Whether or not any time has elapsed since this event is irrelevant. We will find them in the slice of night that precedes the dawn. Historically, this is the witching hour. Scientifically, it has been proven that more deaths, births, and conceptions occur at this hour than at any other time during the day. It will be pitch black when we see them next, illuminated by a nearby dome. The desert will be spread out before them, at once both alien and familiar. It will be purple, like a newborn. In this mirage unfurling before our eyes, so many millennia are collapsed into a tube, a pendant. A sliver of moon will cut through the black like a needle in a pincushion, a window. This time, the air hangs low in the sky. The girls will gulp up the night, knowing it will be their last in this land of volcanoes.
“You sure about this?” one of them will ask.
The other girl won’t answer. Instead, she will kiss the rosary her mother gave her. She will inhale deeply and start walking toward the terminal.
About the Author:
Jennifer Tubbs's stories hark back to her experiences growing up as a vocal vegetarian in cattle country, a budding Buddhist in the land of Baptists, and a closeted bisexual smack-dab in the middle of the giant, Texas-shaped buckle of the Bible Belt. Her outsider’s perspective has had led her to write about women who occupy the status of “Other” as a lens into unseen and overlooked worlds. She is currently working on a novel that takes place in her hometown.
About All Accounts:
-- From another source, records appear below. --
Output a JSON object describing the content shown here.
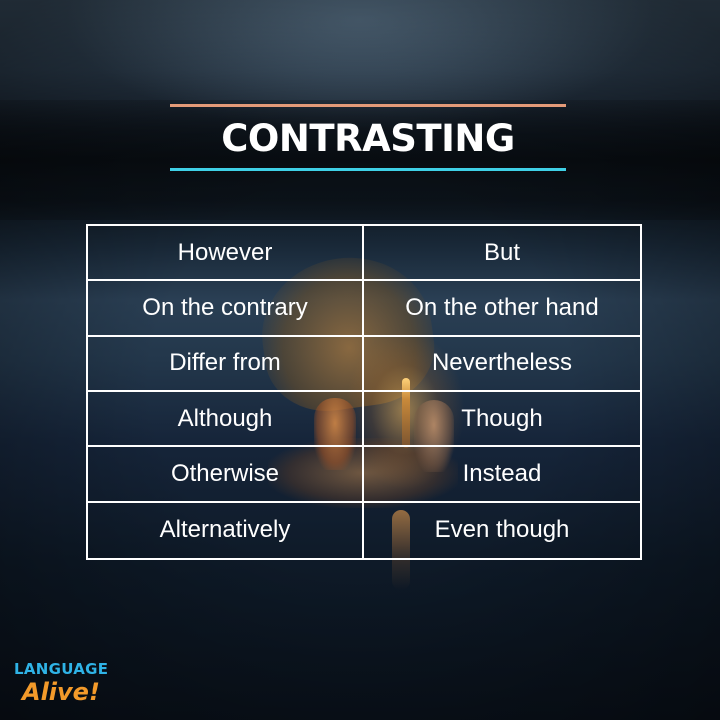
{
  "title": "CONTRASTING",
  "colors": {
    "rule_top": "#e39a78",
    "rule_bottom": "#3fd0e6",
    "text": "#ffffff",
    "logo_blue": "#2fb3e6",
    "logo_orange": "#f39a2a"
  },
  "table": {
    "rows": [
      {
        "left": "However",
        "right": "But"
      },
      {
        "left": "On the contrary",
        "right": "On the other hand"
      },
      {
        "left": "Differ from",
        "right": "Nevertheless"
      },
      {
        "left": "Although",
        "right": "Though"
      },
      {
        "left": "Otherwise",
        "right": "Instead"
      },
      {
        "left": "Alternatively",
        "right": "Even though"
      }
    ]
  },
  "logo": {
    "line1": "LANGUAGE",
    "line2": "Alive!"
  }
}
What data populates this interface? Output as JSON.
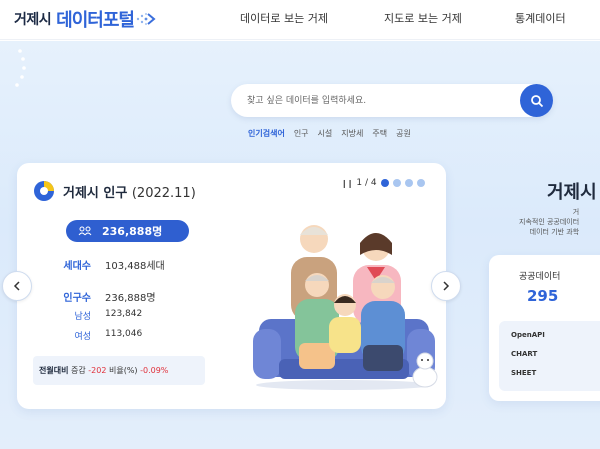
{
  "header": {
    "logo_city": "거제시",
    "logo_portal": "데이터포털",
    "nav": [
      "데이터로 보는 거제",
      "지도로 보는 거제",
      "통계데이터"
    ]
  },
  "search": {
    "placeholder": "찾고 싶은 데이터를 입력하세요.",
    "popular_label": "인기검색어",
    "keywords": [
      "인구",
      "시설",
      "지방세",
      "주택",
      "공원"
    ]
  },
  "card": {
    "title": "거제시 인구",
    "year": "(2022.11)",
    "pager": "1 / 4",
    "population_badge": "236,888명",
    "rows": [
      {
        "label": "세대수",
        "value": "103,488세대"
      },
      {
        "label": "인구수",
        "value": "236,888명"
      },
      {
        "label": "남성",
        "value": "123,842"
      },
      {
        "label": "여성",
        "value": "113,046"
      }
    ],
    "compare_label": "전월대비",
    "compare_text1": "증감",
    "compare_change": "-202",
    "compare_text2": "비율(%)",
    "compare_rate": "-0.09%"
  },
  "right": {
    "title": "거제시",
    "desc_line1": "거",
    "desc_line2": "지속적인 공공데이터",
    "desc_line3": "데이터 기반 과학",
    "stat_label": "공공데이터",
    "stat_value": "295",
    "stat_items": [
      "OpenAPI",
      "CHART",
      "SHEET"
    ]
  },
  "colors": {
    "brand": "#2f64d8",
    "accent_red": "#e0313b",
    "background": "#dbeafb"
  }
}
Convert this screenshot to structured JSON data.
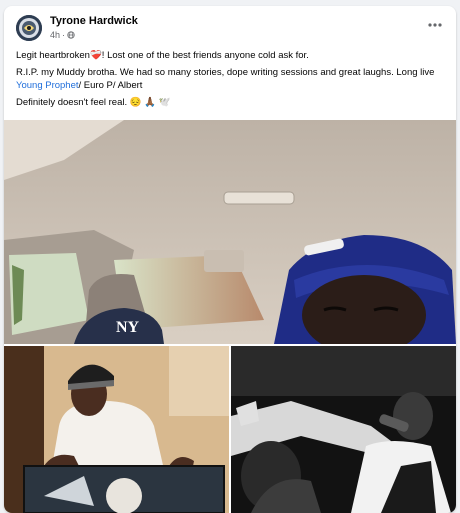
{
  "post": {
    "author": "Tyrone Hardwick",
    "time": "4h",
    "privacy_icon": "globe-icon",
    "more_icon": "more-options-icon",
    "line1_text": "Legit heartbroken",
    "line1_emoji": "❤️‍🩹",
    "line1_rest": "! Lost one of the best friends anyone cold ask for.",
    "line2_text": "R.I.P. my Muddy brotha. We had so many stories, dope writing sessions and great laughs. Long live ",
    "line2_link": "Young Prophet",
    "line2_rest": "/ Euro P/ Albert",
    "line3_text": "Definitely doesn't feel real.",
    "line3_emojis": "😔 🙏🏾 🕊️"
  },
  "photos": {
    "main": {
      "alt": "Selfie in car with two men wearing navy caps",
      "cap_text": "NY"
    },
    "bottom_left": {
      "alt": "Man in beanie and white t-shirt holding a framed artwork"
    },
    "bottom_right": {
      "alt": "Black and white photo of man pointing and rapping into a microphone"
    }
  },
  "colors": {
    "link": "#216fdb",
    "background": "#f0f2f5"
  }
}
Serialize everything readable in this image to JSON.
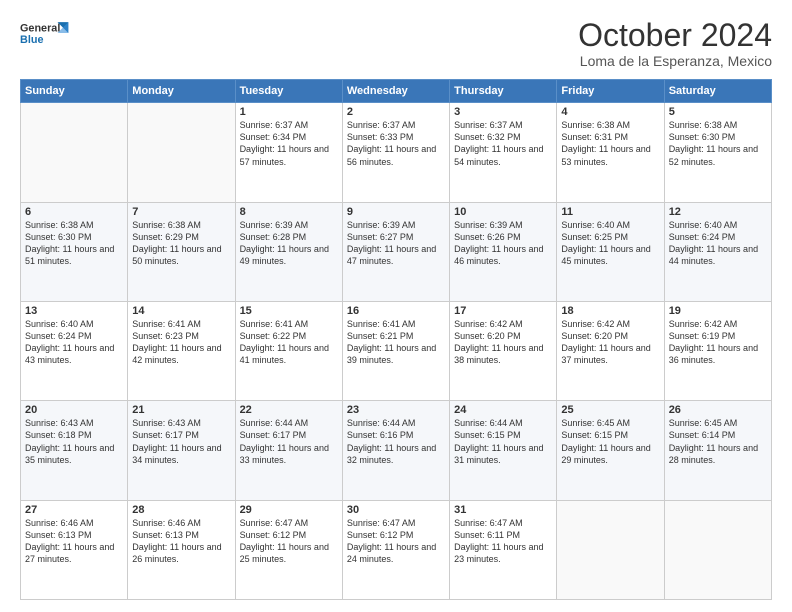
{
  "header": {
    "logo_text_general": "General",
    "logo_text_blue": "Blue",
    "month_title": "October 2024",
    "location": "Loma de la Esperanza, Mexico"
  },
  "weekdays": [
    "Sunday",
    "Monday",
    "Tuesday",
    "Wednesday",
    "Thursday",
    "Friday",
    "Saturday"
  ],
  "weeks": [
    [
      {
        "day": "",
        "content": ""
      },
      {
        "day": "",
        "content": ""
      },
      {
        "day": "1",
        "content": "Sunrise: 6:37 AM\nSunset: 6:34 PM\nDaylight: 11 hours and 57 minutes."
      },
      {
        "day": "2",
        "content": "Sunrise: 6:37 AM\nSunset: 6:33 PM\nDaylight: 11 hours and 56 minutes."
      },
      {
        "day": "3",
        "content": "Sunrise: 6:37 AM\nSunset: 6:32 PM\nDaylight: 11 hours and 54 minutes."
      },
      {
        "day": "4",
        "content": "Sunrise: 6:38 AM\nSunset: 6:31 PM\nDaylight: 11 hours and 53 minutes."
      },
      {
        "day": "5",
        "content": "Sunrise: 6:38 AM\nSunset: 6:30 PM\nDaylight: 11 hours and 52 minutes."
      }
    ],
    [
      {
        "day": "6",
        "content": "Sunrise: 6:38 AM\nSunset: 6:30 PM\nDaylight: 11 hours and 51 minutes."
      },
      {
        "day": "7",
        "content": "Sunrise: 6:38 AM\nSunset: 6:29 PM\nDaylight: 11 hours and 50 minutes."
      },
      {
        "day": "8",
        "content": "Sunrise: 6:39 AM\nSunset: 6:28 PM\nDaylight: 11 hours and 49 minutes."
      },
      {
        "day": "9",
        "content": "Sunrise: 6:39 AM\nSunset: 6:27 PM\nDaylight: 11 hours and 47 minutes."
      },
      {
        "day": "10",
        "content": "Sunrise: 6:39 AM\nSunset: 6:26 PM\nDaylight: 11 hours and 46 minutes."
      },
      {
        "day": "11",
        "content": "Sunrise: 6:40 AM\nSunset: 6:25 PM\nDaylight: 11 hours and 45 minutes."
      },
      {
        "day": "12",
        "content": "Sunrise: 6:40 AM\nSunset: 6:24 PM\nDaylight: 11 hours and 44 minutes."
      }
    ],
    [
      {
        "day": "13",
        "content": "Sunrise: 6:40 AM\nSunset: 6:24 PM\nDaylight: 11 hours and 43 minutes."
      },
      {
        "day": "14",
        "content": "Sunrise: 6:41 AM\nSunset: 6:23 PM\nDaylight: 11 hours and 42 minutes."
      },
      {
        "day": "15",
        "content": "Sunrise: 6:41 AM\nSunset: 6:22 PM\nDaylight: 11 hours and 41 minutes."
      },
      {
        "day": "16",
        "content": "Sunrise: 6:41 AM\nSunset: 6:21 PM\nDaylight: 11 hours and 39 minutes."
      },
      {
        "day": "17",
        "content": "Sunrise: 6:42 AM\nSunset: 6:20 PM\nDaylight: 11 hours and 38 minutes."
      },
      {
        "day": "18",
        "content": "Sunrise: 6:42 AM\nSunset: 6:20 PM\nDaylight: 11 hours and 37 minutes."
      },
      {
        "day": "19",
        "content": "Sunrise: 6:42 AM\nSunset: 6:19 PM\nDaylight: 11 hours and 36 minutes."
      }
    ],
    [
      {
        "day": "20",
        "content": "Sunrise: 6:43 AM\nSunset: 6:18 PM\nDaylight: 11 hours and 35 minutes."
      },
      {
        "day": "21",
        "content": "Sunrise: 6:43 AM\nSunset: 6:17 PM\nDaylight: 11 hours and 34 minutes."
      },
      {
        "day": "22",
        "content": "Sunrise: 6:44 AM\nSunset: 6:17 PM\nDaylight: 11 hours and 33 minutes."
      },
      {
        "day": "23",
        "content": "Sunrise: 6:44 AM\nSunset: 6:16 PM\nDaylight: 11 hours and 32 minutes."
      },
      {
        "day": "24",
        "content": "Sunrise: 6:44 AM\nSunset: 6:15 PM\nDaylight: 11 hours and 31 minutes."
      },
      {
        "day": "25",
        "content": "Sunrise: 6:45 AM\nSunset: 6:15 PM\nDaylight: 11 hours and 29 minutes."
      },
      {
        "day": "26",
        "content": "Sunrise: 6:45 AM\nSunset: 6:14 PM\nDaylight: 11 hours and 28 minutes."
      }
    ],
    [
      {
        "day": "27",
        "content": "Sunrise: 6:46 AM\nSunset: 6:13 PM\nDaylight: 11 hours and 27 minutes."
      },
      {
        "day": "28",
        "content": "Sunrise: 6:46 AM\nSunset: 6:13 PM\nDaylight: 11 hours and 26 minutes."
      },
      {
        "day": "29",
        "content": "Sunrise: 6:47 AM\nSunset: 6:12 PM\nDaylight: 11 hours and 25 minutes."
      },
      {
        "day": "30",
        "content": "Sunrise: 6:47 AM\nSunset: 6:12 PM\nDaylight: 11 hours and 24 minutes."
      },
      {
        "day": "31",
        "content": "Sunrise: 6:47 AM\nSunset: 6:11 PM\nDaylight: 11 hours and 23 minutes."
      },
      {
        "day": "",
        "content": ""
      },
      {
        "day": "",
        "content": ""
      }
    ]
  ]
}
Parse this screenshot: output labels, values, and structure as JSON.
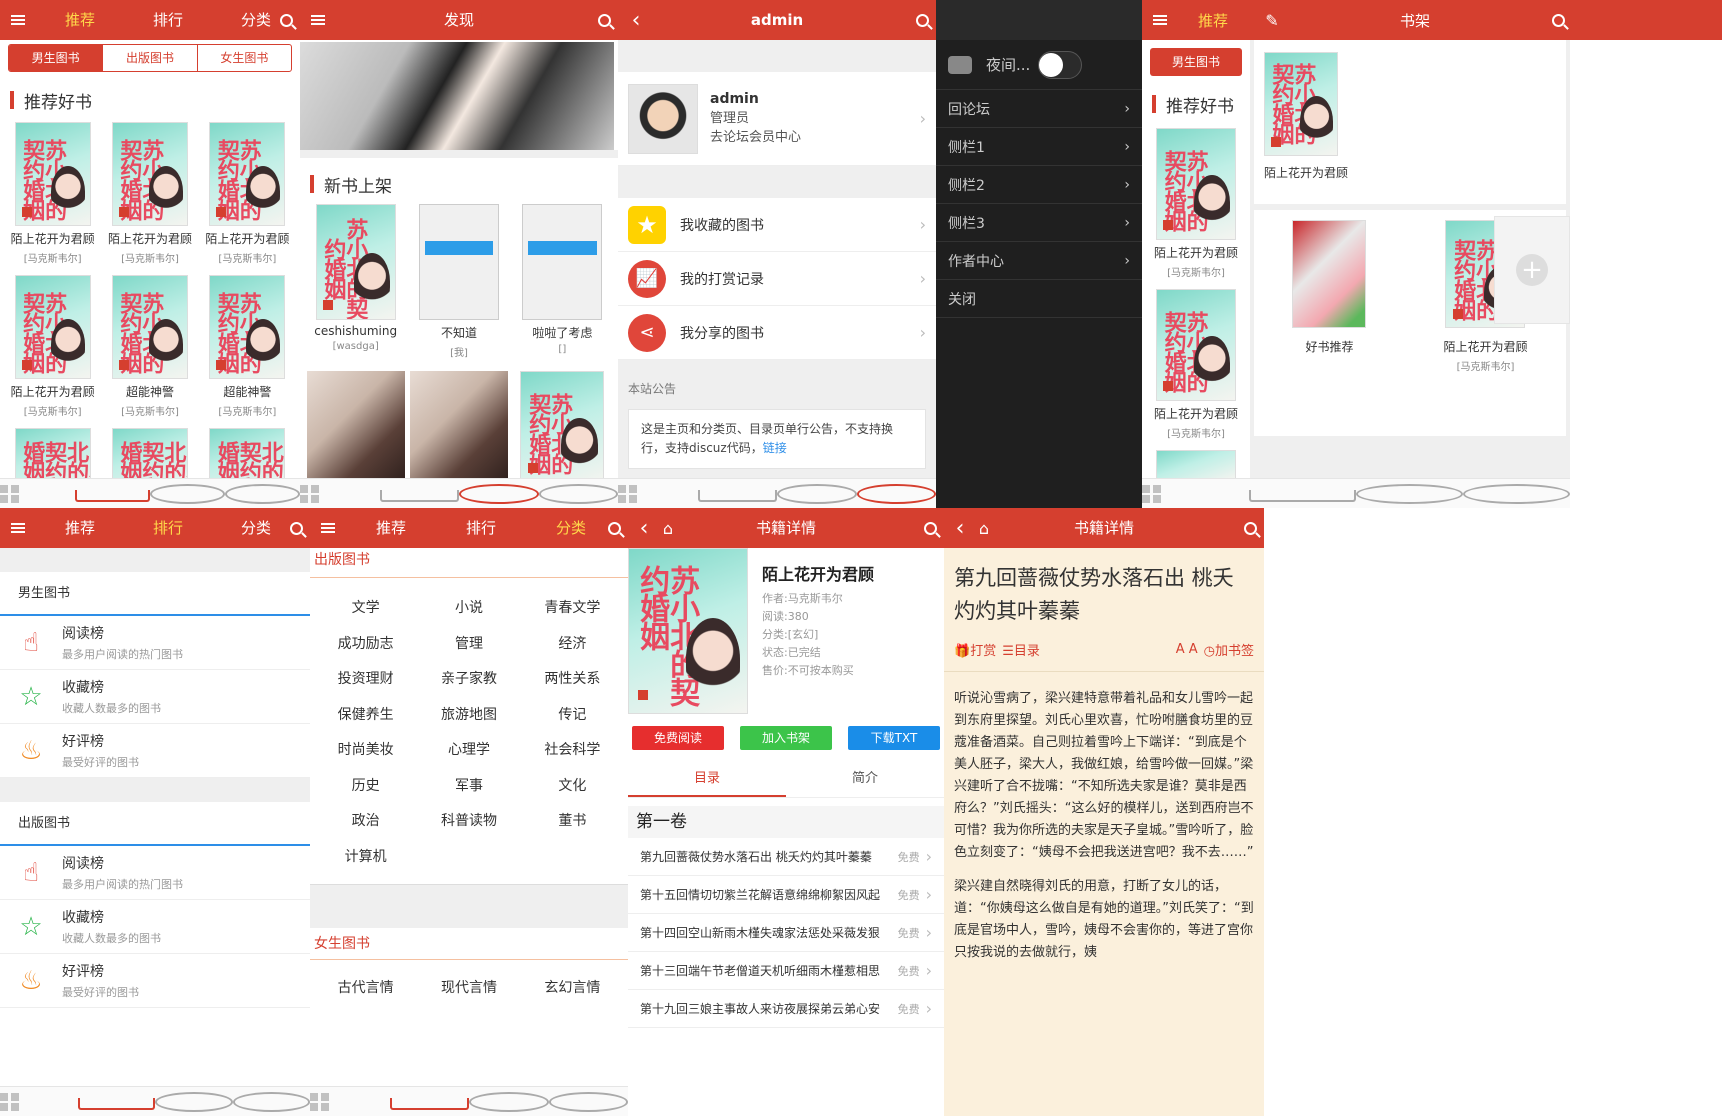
{
  "p1": {
    "tabs": [
      "推荐",
      "排行",
      "分类"
    ],
    "seg": [
      "男生图书",
      "出版图书",
      "女生图书"
    ],
    "section": "推荐好书",
    "books": [
      {
        "title": "陌上花开为君顾",
        "author": "[马克斯韦尔]"
      },
      {
        "title": "陌上花开为君顾",
        "author": "[马克斯韦尔]"
      },
      {
        "title": "陌上花开为君顾",
        "author": "[马克斯韦尔]"
      },
      {
        "title": "陌上花开为君顾",
        "author": "[马克斯韦尔]"
      },
      {
        "title": "超能神警",
        "author": "[马克斯韦尔]"
      },
      {
        "title": "超能神警",
        "author": "[马克斯韦尔]"
      }
    ],
    "cover_title": "苏小北的契约婚姻"
  },
  "p2": {
    "title": "发现",
    "section": "新书上架",
    "books": [
      {
        "title": "ceshishuming",
        "author": "[wasdga]"
      },
      {
        "title": "不知道",
        "author": "[我]"
      },
      {
        "title": "啦啦了考虑",
        "author": "[]"
      }
    ]
  },
  "p3": {
    "title": "admin",
    "username": "admin",
    "role": "管理员",
    "link": "去论坛会员中心",
    "menu": [
      "我收藏的图书",
      "我的打赏记录",
      "我分享的图书"
    ],
    "notice_title": "本站公告",
    "notice_text": "这是主页和分类页、目录页单行公告，不支持换行，支持discuz代码，",
    "notice_link": "链接"
  },
  "p4": {
    "night": "夜间...",
    "items": [
      "回论坛",
      "侧栏1",
      "侧栏2",
      "侧栏3",
      "作者中心",
      "关闭"
    ]
  },
  "p5": {
    "tab": "推荐",
    "seg": "男生图书",
    "section": "推荐好书",
    "books": [
      {
        "title": "陌上花开为君顾",
        "author": "[马克斯韦尔]"
      },
      {
        "title": "陌上花开为君顾",
        "author": "[马克斯韦尔]"
      }
    ],
    "shelf_title": "书架",
    "shelf_top": "陌上花开为君顾",
    "shelf": [
      {
        "title": "好书推荐",
        "author": ""
      },
      {
        "title": "陌上花开为君顾",
        "author": "[马克斯韦尔]"
      }
    ]
  },
  "p6": {
    "tabs": [
      "推荐",
      "排行",
      "分类"
    ],
    "group1": "男生图书",
    "group2": "出版图书",
    "ranks": [
      {
        "title": "阅读榜",
        "sub": "最多用户阅读的热门图书"
      },
      {
        "title": "收藏榜",
        "sub": "收藏人数最多的图书"
      },
      {
        "title": "好评榜",
        "sub": "最受好评的图书"
      }
    ]
  },
  "p7": {
    "tabs": [
      "推荐",
      "排行",
      "分类"
    ],
    "group1": "出版图书",
    "cats1": [
      "文学",
      "小说",
      "青春文学",
      "成功励志",
      "管理",
      "经济",
      "投资理财",
      "亲子家教",
      "两性关系",
      "保健养生",
      "旅游地图",
      "传记",
      "时尚美妆",
      "心理学",
      "社会科学",
      "历史",
      "军事",
      "文化",
      "政治",
      "科普读物",
      "董书",
      "计算机"
    ],
    "group2": "女生图书",
    "cats2": [
      "古代言情",
      "现代言情",
      "玄幻言情"
    ]
  },
  "p8": {
    "title": "书籍详情",
    "book_title": "陌上花开为君顾",
    "author": "作者:马克斯韦尔",
    "reads": "阅读:380",
    "category": "分类:[玄幻]",
    "status": "状态:已完结",
    "price": "售价:不可按本购买",
    "btn_read": "免费阅读",
    "btn_shelf": "加入书架",
    "btn_txt": "下载TXT",
    "tab_toc": "目录",
    "tab_intro": "简介",
    "volume": "第一卷",
    "free": "免费",
    "chapters": [
      "第九回蔷薇仗势水落石出 桃夭灼灼其叶蓁蓁",
      "第十五回情切切紫兰花解语意绵绵柳絮因风起",
      "第十四回空山新雨木槿失魂家法惩处采薇发狠",
      "第十三回端午节老僧道天机听细雨木槿惹相思",
      "第十九回三娘主事故人来访夜展探弟云弟心安"
    ]
  },
  "p9": {
    "title": "书籍详情",
    "chapter_title": "第九回蔷薇仗势水落石出 桃夭灼灼其叶蓁蓁",
    "reward": "打赏",
    "toc": "目录",
    "font": "A A",
    "bookmark": "加书签",
    "para1": "听说沁雪病了，梁兴建特意带着礼品和女儿雪吟一起到东府里探望。刘氏心里欢喜，忙吩咐膳食坊里的豆蔻准备酒菜。自己则拉着雪吟上下端详：“到底是个美人胚子，梁大人，我做红娘，给雪吟做一回媒。”梁兴建听了合不拢嘴：“不知所选夫家是谁？莫非是西府么？”刘氏摇头：“这么好的模样儿，送到西府岂不可惜？我为你所选的夫家是天子皇城。”雪吟听了，脸色立刻变了：“姨母不会把我送进宫吧？我不去……”",
    "para2": "梁兴建自然晓得刘氏的用意，打断了女儿的话，道：“你姨母这么做自是有她的道理。”刘氏笑了：“到底是官场中人，雪吟，姨母不会害你的，等进了宫你只按我说的去做就行，姨"
  }
}
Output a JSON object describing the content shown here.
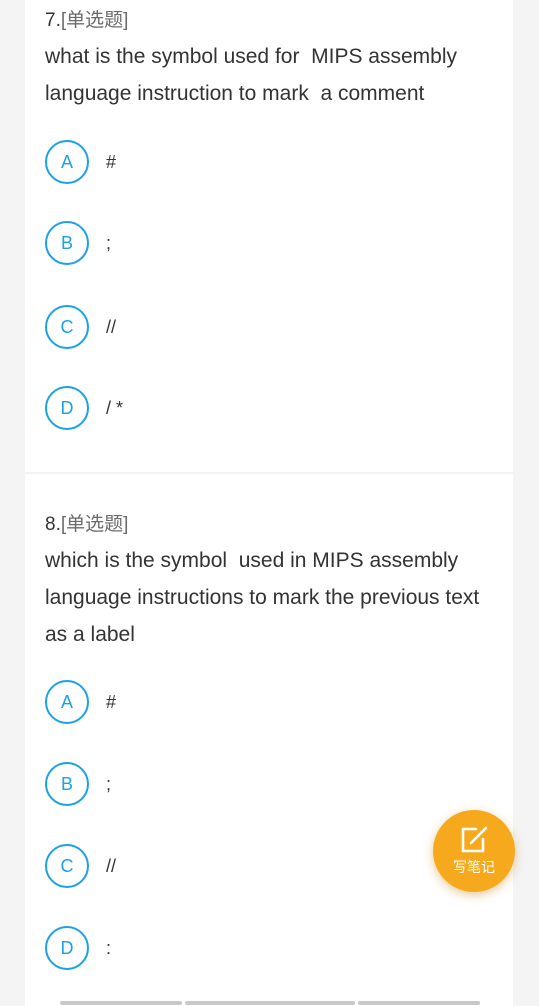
{
  "questions": [
    {
      "number": "7.",
      "type": "[单选题]",
      "text": "what is the symbol used for  MIPS assembly language instruction to mark  a comment",
      "options": [
        {
          "letter": "A",
          "text": "#"
        },
        {
          "letter": "B",
          "text": ";"
        },
        {
          "letter": "C",
          "text": "//"
        },
        {
          "letter": "D",
          "text": "/ *"
        }
      ]
    },
    {
      "number": "8.",
      "type": "[单选题]",
      "text": "which is the symbol  used in MIPS assembly language instructions to mark the previous text as a label",
      "options": [
        {
          "letter": "A",
          "text": "#"
        },
        {
          "letter": "B",
          "text": ";"
        },
        {
          "letter": "C",
          "text": "//"
        },
        {
          "letter": "D",
          "text": ":"
        }
      ]
    }
  ],
  "fab": {
    "label": "写笔记",
    "icon": "edit-note-icon"
  },
  "colors": {
    "accent": "#1da1e6",
    "fab": "#f7a91d",
    "background": "#f4f4f4"
  }
}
All Accounts and Mixture is an annual online feature celebrating the work of LGBTQ writers and artists. For this series, we seek work from authors who self-identify as "queer," while acknowledging that this designation is subjective and highly personal. Our goal is to provide a forum for writers whose voices might be mis- or underrepresented by the literary mainstream. Submissions open May 18th and run through June 19th. Poetry, prose, visual art, reviews and interviews will all be considered.